It's almost time to get....
OK, maybe not exactly, but I'm definitely on the mend.
If you've noticed that I've been a little quiet lately, it's only because things happened over here that were out of my control. And I really didn't have a clean head to blog about anything.... modern pharmaceuticals have a way of blurring my ability to write anything coherent.
I had a little health scare recently, that included a nasty little surgery.
And I'll be honest - I think 40+ years of being in contact with toxic materials like wood finishes, caustic fumes, toxic wood products and all the miscellaneous substances that woodworkers encounter every day made that surgery necessary. Of course, I'm no doctor, but there just wasn't a simple reason why my body took the hit that it did.
Luckily, my results were good, and I'll be back to normal (whatever that is!) soon. Thanks to everyone for their well wishes, and especially to my sister and brother-in-law who helped me recover in record time. I appreciate all of you!
Wednesday, July 13, 2022
There have been some big changes over here, and a few of you have written, asking about them.
And we all know the old adage - nothing is as constant as change.
I officially retired from teaching a few weeks ago, and luckily - found the best person to take the reins at the shop.
Say hello to the new owner of Wood It Is! - Jeff Sher has been working with wood for decades, and has been teaching at the shop for a few years. He's smart, talented, and has the perfect personality for coaxing the best out of people.

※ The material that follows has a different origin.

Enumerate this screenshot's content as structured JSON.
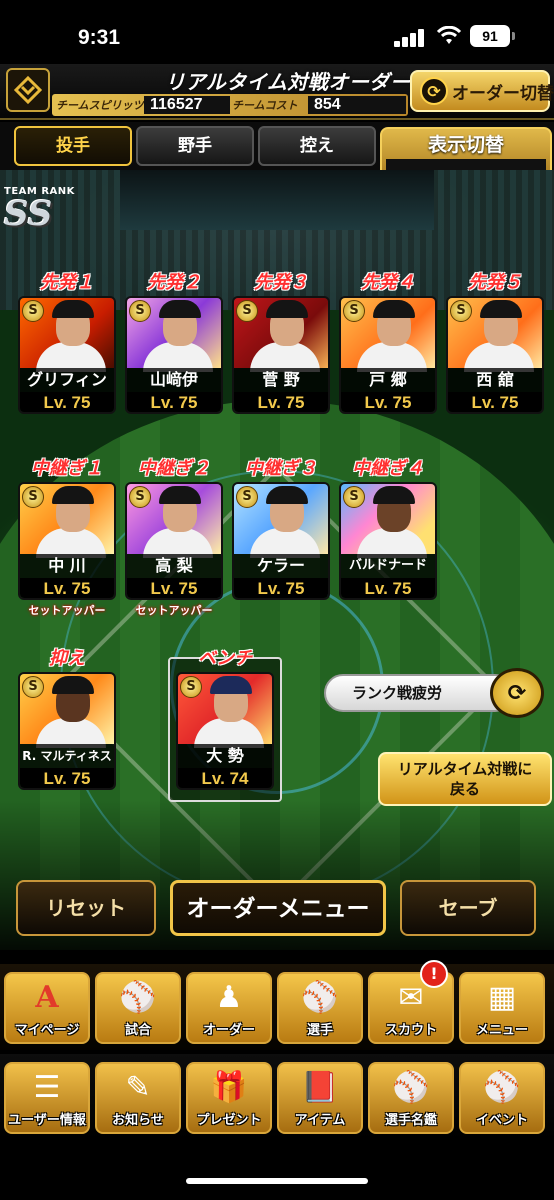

I couldn't be happier that he's going to take the school to the next level. His vision for upcoming classes, combined with an openness to hear everyone's opinions about what they want to learn, puts him at the top of the teaching list, in my book.

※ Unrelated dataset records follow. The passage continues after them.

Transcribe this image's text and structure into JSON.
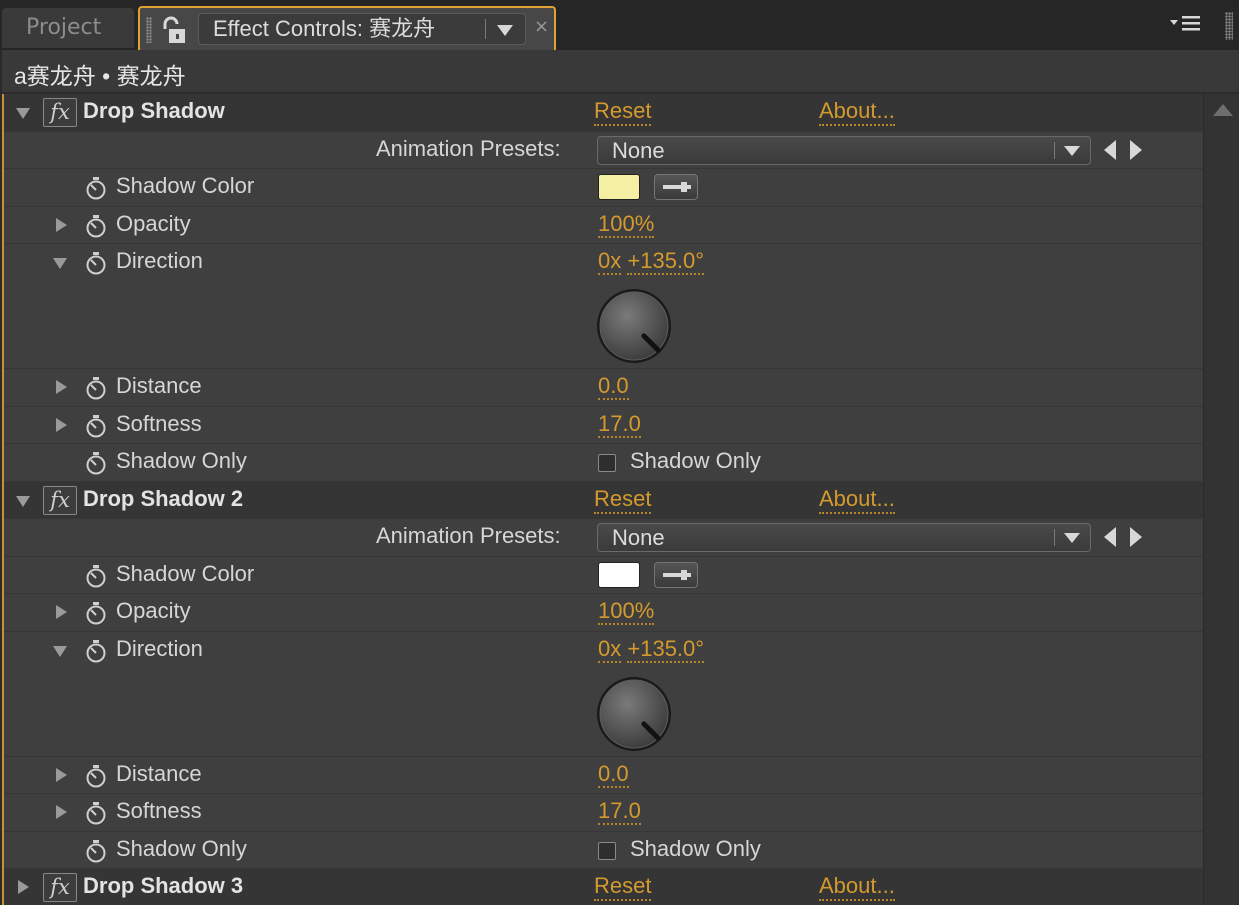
{
  "tabs": {
    "project_label": "Project",
    "effect_controls_title": "Effect Controls: 赛龙舟",
    "close_glyph": "×"
  },
  "panel": {
    "breadcrumb": "a赛龙舟 • 赛龙舟"
  },
  "labels": {
    "reset": "Reset",
    "about": "About...",
    "animation_presets": "Animation Presets:",
    "preset_none": "None",
    "shadow_color": "Shadow Color",
    "opacity": "Opacity",
    "direction": "Direction",
    "distance": "Distance",
    "softness": "Softness",
    "shadow_only": "Shadow Only"
  },
  "effects": [
    {
      "name": "Drop Shadow",
      "shadow_color": "#f4efa3",
      "opacity": "100%",
      "direction_revs": "0x",
      "direction_angle": "+135.0°",
      "direction_degrees": 135,
      "distance": "0.0",
      "softness": "17.0",
      "shadow_only_checked": false
    },
    {
      "name": "Drop Shadow 2",
      "shadow_color": "#ffffff",
      "opacity": "100%",
      "direction_revs": "0x",
      "direction_angle": "+135.0°",
      "direction_degrees": 135,
      "distance": "0.0",
      "softness": "17.0",
      "shadow_only_checked": false
    },
    {
      "name": "Drop Shadow 3"
    }
  ],
  "colors": {
    "accent": "#e2a135",
    "link": "#d49a2e"
  }
}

I've thought long and hard about what it takes to be a good instructor. Yes, skill is right up there; you have to know how to design and build quality pieces in order to help people learn how to do the same. Everyone runs into problems from time to time, but the key is knowing how to solve those issues quickly, and with good results.
And also - I think this is awfully important in teaching - you never want to make your students feel like they've done something that can't be fixed. Or that they've asked a "dumb" question. There are no dumb questions.
Encouragement is the greatest motivator.
So I hope you'll welcome Jeff into the mix, and consider taking a class with him someday. (He has a few coming up at the end of this month.)
As for me - I'm going back to being a maker. I've moved some tools into a new shop, and look forward to getting back to building furniture again soon.
But - I'm REALLY looking forward to work with clay again. It's been ages since I've thrown a pot, or glazed a tile. But this wooden mechanical creation by Oliver Pett got me revved up again.
So if you don't find me at the shop, you'll probably spy me near the slab roller or the wheel.
We've had great artists who share their insane talents. Like Master Carver Dennis, who takes students beyond their wildest woodworking imaginations.
And Len - who was always so well prepared, good natured and genuinely cared about his students and their work.
The classes out at Nellis were always fun!
You know what we did a lot of?... laughing and making friends, all while building.
Sometimes it could be intense,
but in the end, I don't think you'll find a single students who didn't enjoy it... the camaraderie, the cool projects, and the skills.
It's all about the skills.
Some people even fall in love!
Anyway, I've loved every minutes of my 28 years of teaching - so thanks for the memories!
By the way - this student's course evaluation is one of my favorites.
Thanks everyone - don't let your (design) guard down... keep making beautiful work.